The food in Portugal and Spain is spectacular. The freshness is just not possible in the US with the way exurban areas have lost their farms and been converted to suburbs. And the American methods of fishing, ranching, and farming further separate the food from its roots. In a country like Portugal, seafood tastes like it came from the ocean. It is often served simply, without strong sauces, because the inherent flavors are preserved. The seafood section in the largest supermarket in Lisbon would be embarrassed to offer pre-cut fillets except from the largest tuna and salmon.
Tapas are served everywhere. One supermarket we visited had separate stations where fresh tapas were prepared: one for smoked seafood, one for cheese, and one for sausage. Wine was served along with the tapas, even before noon; drinking alcohol before lunch (in moderation) is common.
And then there’s “ham.” Americans tend to think of dry cured pig leg as prosciutto, but it’s made in Portugal and Spain also.
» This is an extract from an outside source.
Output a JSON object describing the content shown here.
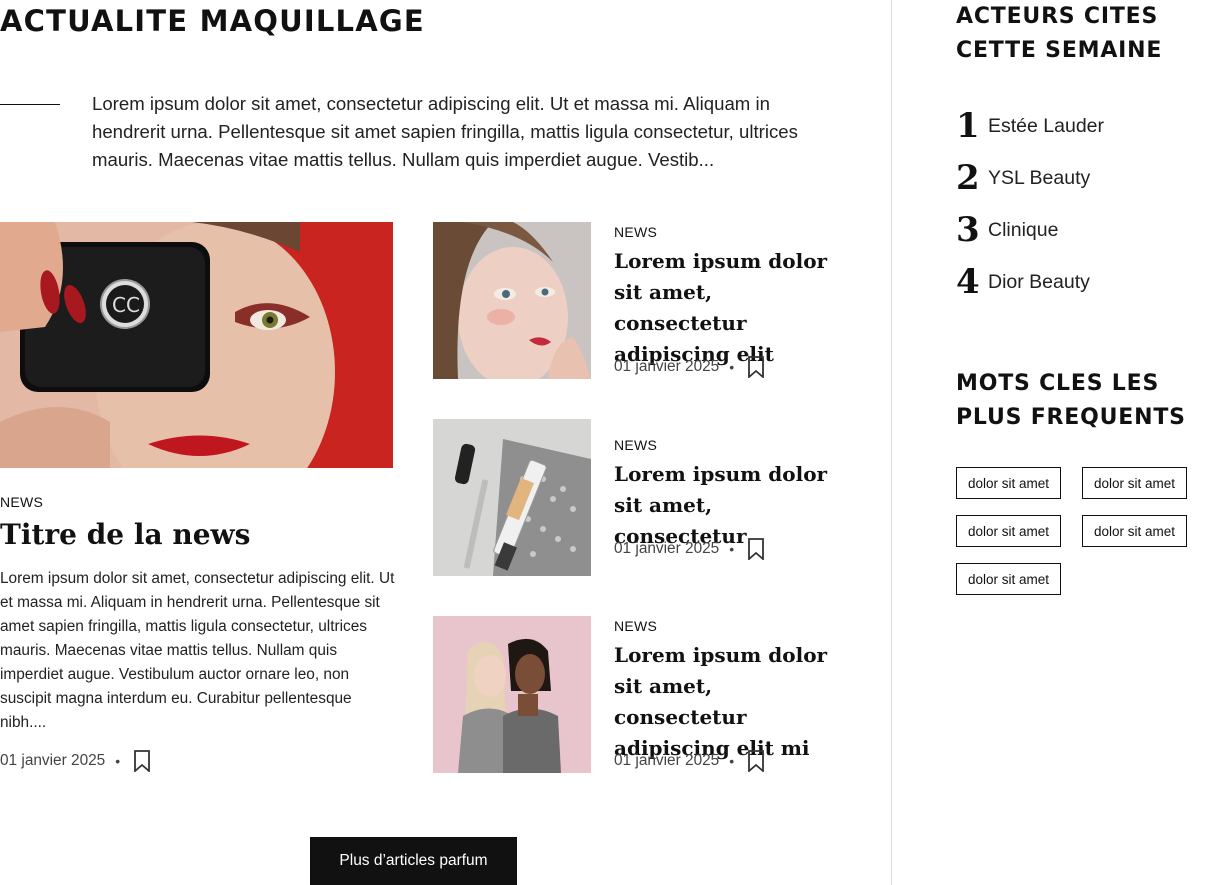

In Portugal, it’s called presunto, in Spain, jamon (pronounced ham-ohn). It’s freshly sliced from the leg in restaurants and bars and people buy whole legs to take home where they slice it themselves.